Those in the know will be aware of what came next. Dave sits in the relative darkness of the stage, and languid but focused fingers play the opening piano notes of “Black”. In the following few minutes, my body and expression is still as Dave deconstructs the Black British experience, his gestures becoming more urgent as he goes but all the while staying dextrous. The contrasting worlds of the lyrical content of the track to one of the biggest stages in the British music industry is stark and chilling, it feels wrong that this blending of worlds is happening, but all the more exciting because of it.

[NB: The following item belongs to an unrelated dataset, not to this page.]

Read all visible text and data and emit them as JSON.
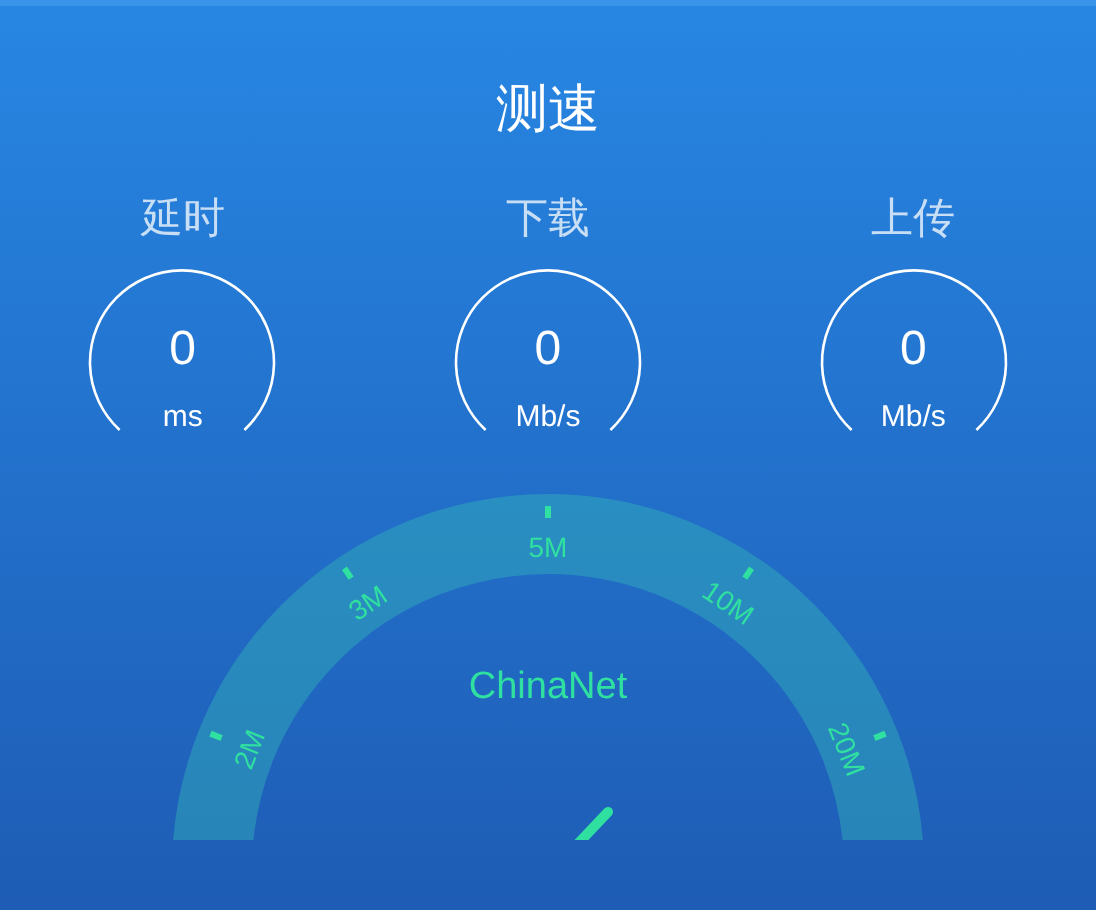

Thankfully, the high that Dave’s stellar BRITs performance gave me is once again flowing through my veins on numerous occasions throughout We’re All Alone In This Together. Just like that night at the BRITs, Dave’s impeccable wordplay and song craft leave you cold with grief at the cruel state of British society one verse, and tense with the vigour to want to change things the next verse. It’s that constant interplay combined with the classic, moody and sparse sonics that provide for some of the most spine-tingling, socially-conscious moments I’ve heard all year. “Three Rivers” is a highlight for this exact reason with its grief-stricken piano phrase, overflowing strings and occasional choral jabs that intersperse Dave’s verses like a flower-adorned gravestone. Weaving historical accounts and recent failures of the UK Government regarding treatment of migrants with desperate tales of endless hardship and personal turmoil, Dave simply does not let up for a single second. I don’t use ‘endless hardship’ lightly but in this case it seems very appropriate when—as of last year—there are still thousands of people in dire straits years after the government perfunctorily decided to dish out compensation for those affected by the Windrush scandal. He doesn’t stop there either, diving headlong into Eastern European conflict in the 90s and the plight of those caught up in political upheaval in the Middle East, urgently delivering lines like:

‘You run away with your kids so you can give them a chance/But your asylum has got you in a different war/Because the British wanna know what you’re livin’ here for/We rely on migration more than ever before/They’re key workers, but they couldn’t even get in the door/When you’re at Heaven’s Gates, what you tellin’ the Lord?’

Zooming right back in on the individual and bursting out of the sunken place is actor Daniel Kaluuya, with a piece of vulnerable and candid spoken word, epitomising the entrenched and paralysing way in which minorities are squashed in this country: “But, I had to get silent, but it’s not like man’s goin’ against the tide/’Cause goin’ against the tide still makes it about them/Still makes it about the poison that you’ve internalised in your mind, you feel me?”

WAAITT is a stricken odyssey of an album, a deeply brooding listen, but Dave also shows the true size of his heart and his yearning for genuine togetherness in a time when isolation is easier and feels more dangerous than ever, just look at the propulsive title track. Be warned, those coming to the record expecting hip-hop maximalism may be disappointed as it is definitely more of a slow-burn. There are shorter, sweeter moments to enjoy here, like the sunshine Nigerian rhythms of “System” and the ultra-melodic “Twenty To One”. There is the suggestion that these more pop-focused moments are a jarring switch from the more wounded sections but I’d actually argue that they provide a release from the vice grip of tracks like “Heart Attack” and prevent the album from becoming too one-note. WAAITT is Dave’s response to the past year and a half and the political incompetence, social upheaval and mental wringing-out that have plagued us all. Just like Run The JewelsRTJ4 seemed to immaculately and harrowingly fossilise the point in time the US found themselves in last year, I expect and hope Dave will achieve the equivalent accolade for the UK.

Joe Astill

Calder Dougherty

Published 2 years ago